What We're Reading: House Passes CHIP Funding; Cancer Blood Test; Drug Policy Office Budget

House passes spending bill that includes funding for the Children's Health Insurance Program for 6 years; researchers work on an experimental blood test that could detect 8 cancers; President Donald Trump plans to slash the budget of the Office of National Drug Control Policy by as much as 95%.

House Passes CHIP Funding as Part of Spending Bill

By a vote of 230 to 197, the House of Representatives passed a spending bill that would a government shutdown. According to The New York Times, the bill provides funding for the Children’s Health Insurance Program (CHIP) for 6 years. However, Senate Republicans are unlikely to sway enough Democratic votes. Democrats want more concessions as part of the spending bill, including a stronger government response to the opioid epidemic and protection for young immigrants brought to the country illegally when they were children.

Blood Test Could Detect 8 Cancers

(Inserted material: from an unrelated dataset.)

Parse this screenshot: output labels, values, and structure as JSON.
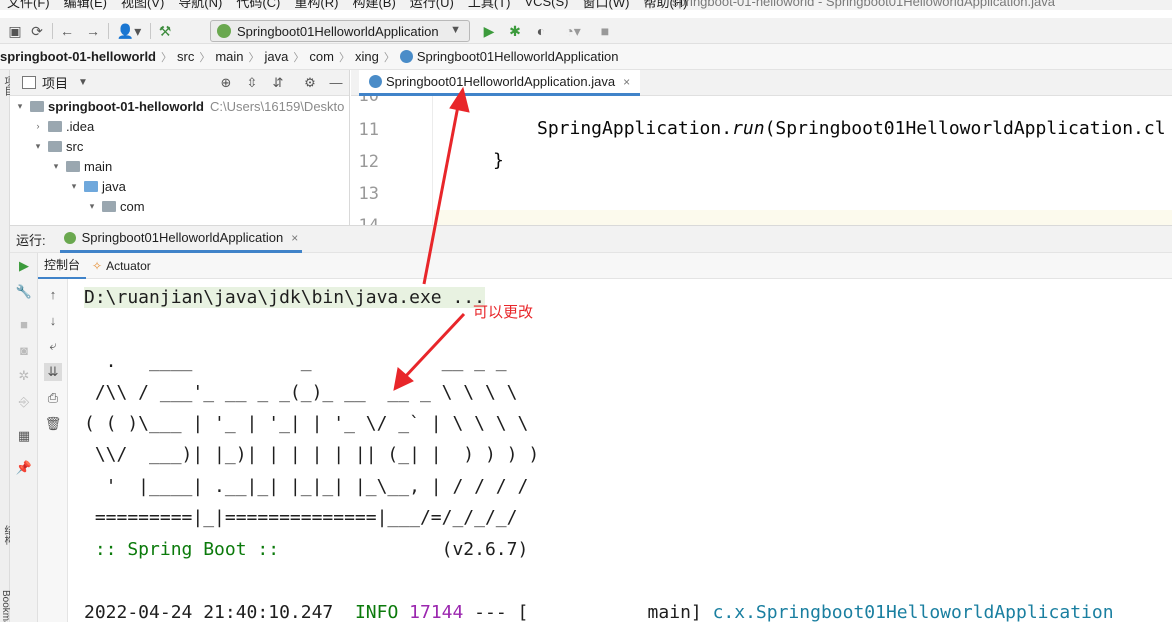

A blood test in development might be able to detect 8 common cancers in the earliest stages, when those cancers are treatable. Researchers hope that the experimental test—which focuses on breast, colon, esophagus, liver, lung, ovarian, pancreas, and stomach cancers—will only cost $500, reported NPR. The researchers reported that, while the test was only successful 40% of the time in patients with stage 1 cancers, the finding still represents an important milestone in detecting cancers.

Trump Plans to Slash Drug Policy Office Budget

The budget of the Office of National Drug Control Policy could be cut by as much as 95%, according to plans from President Donald Trump. The office is responsible for coordinating the government’s response to the opioid crisis, according to Politico. The reduction in funding would mean moving the office’s 2 main grant programs to HHS and the Justice Department. The administration tried to eliminate those grant programs earlier, but received pushback from both parties.